Using a real-life example of advice provided by F Ball’s technical service team on the best course of action for a particular flooring project, Jason provides a heavy-duty solution for a heavy-duty environment.
FLOORS often have to contend with high levels of foot traffic and heavy loads while retaining their integrity and aesthetic appearance. In some areas, such as entranceways, a heavy-duty installation may be required to withstand other adverse conditions, including being subject to surface moisture. This was the case where we were recently called to recommend steps for refurbishing floors at a cash and carry.
As the store was still in operation, only a limited inspection of the floor could be carried out. However, the removal of a few existing vinyl tiles revealed that the subfloor was a concrete base with a power float finish, and had a total area of about 800sq m. The heavy-duty nature of the environment was evidenced by a pallet truck in operation at the time of our visit.

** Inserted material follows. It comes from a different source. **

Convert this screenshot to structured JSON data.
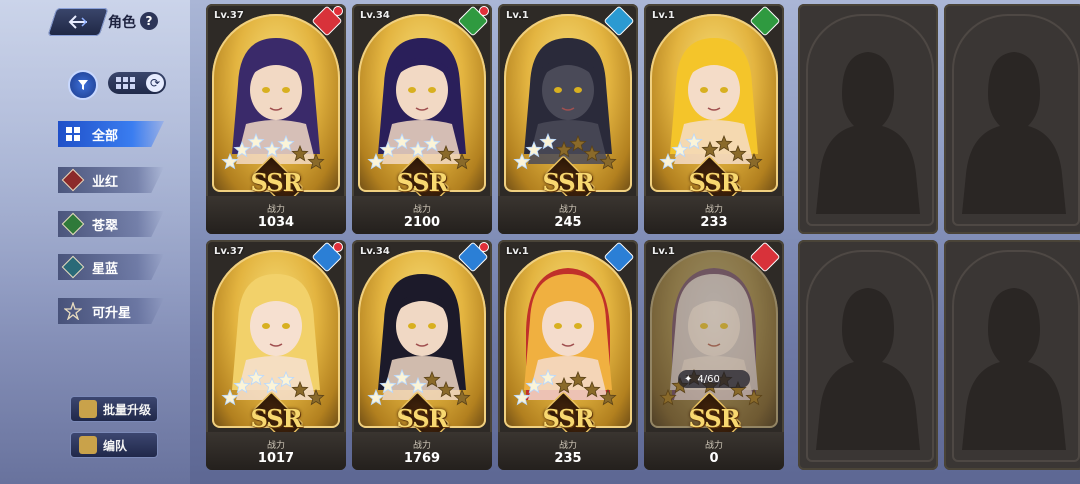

In the right half of the store, there were signs of multiple floor failures that had been temporarily repaired. It looked like large freezers that were leaking could be causing issues. Fixed stanchions were located at each corner of the freezers.
Moisture tests undertaken using a digital hygrometer indicated that subfloor relative humidity levels were 92% in this area. In accordance with BS8203 Code of practice for installation of resilient floor coverings, floorcoverings shouldn’t be installed where a moisture test gives a relative humidity reading of more than 75% without a moisture management solution in place.
The left half of the store was created as an extension of the original building 20 years ago. The floors were separated by an expansion joint. A small section of flooring was removed in this half of the building to reveal adhesives were unaffected by moisture. Again, large freezers were situated in the area, with fixed stanchions at the corners.
Based on the available information, it couldn’t be determined for certain whether floor failure was being caused by excess subfloor moisture or water leaking from the freezers, or indeed if standing water was the cause of the high subfloor moisture reading. We therefore recommended a belt-and-braces approach to ensuring the installation would be capable of withstanding expected conditions for many years to come.
First, it would be necessary to remove all existing floorcoverings, levelling compounds and adhesive residues from the subfloors, along with any other surface contaminants/treatments that may impair adhesion. This could be achieved by mechanical means, such as shot blasting, leaving a clean, static, micro-textured finish. Any dust and debris would also need to be vacuumed away.
A single coat of Stopgap F77 waterproof surface membrane could then be applied to the half of the floor where excess subfloor moisture was detected to create a barrier between the subfloor and the flooring installation. The product should be applied using a 1.5x5mm v-notched trowel, before rolling with a pre-coated roller to achieve a continuous pinhole-free finish.
Once the waterproof surface membrane had cured, it was recommended that the surface was primed using F Ball’s Stopgap P141 primer, which is specially designed to promote the application characteristics of levelling compounds when applied to non-absorbent surfaces, including waterproof surface membranes. The remaining area of the floor could be primed using F Ball’s Stopgap P131 general-purpose primer.
When the primers were dry, contractors were advised to apply a minimum 3mm thickness of Stopgap Green Bag levelling compound to create a perfectly smooth base for floorcoverings. Once cured, the fast-setting, low-odour, protein-free levelling compound has a high strength, making it suitable in areas subject to high foot traffic and heavy, wheeled loads, such as the pallet trucks.
Given the possibility of the flooring being affected by water from the freezers, we advised installing new floorcoverings using F Ball’s Styccobond F73 PLUS heavy-duty adhesive, providing it is listed as compatible with the chosen floorcoverings in the Recommended Adhesives Guide (RAG).
The solvent-free, moisture-curing adhesive delivers the high bond strength required to hold in place a wide range of textile and resilient floorcoverings, including rubber, vinyl, linoleum and synthetic grass, in areas that will be subject to heavy loads and high foot traffic, as well as surface water. Once cured, it’s resistant to water, oil and grease.
Where movement joints are located within the base, all preparation products and floorcoverings would need to be terminated either side of the joint and a proprietary movement joint capping strip installed. If the stanchions were to be re-installed then these would have to be sealed where fixed to the floor to prevent an ingress of water.
Jason Tatton is technical service officer at F Ball and Co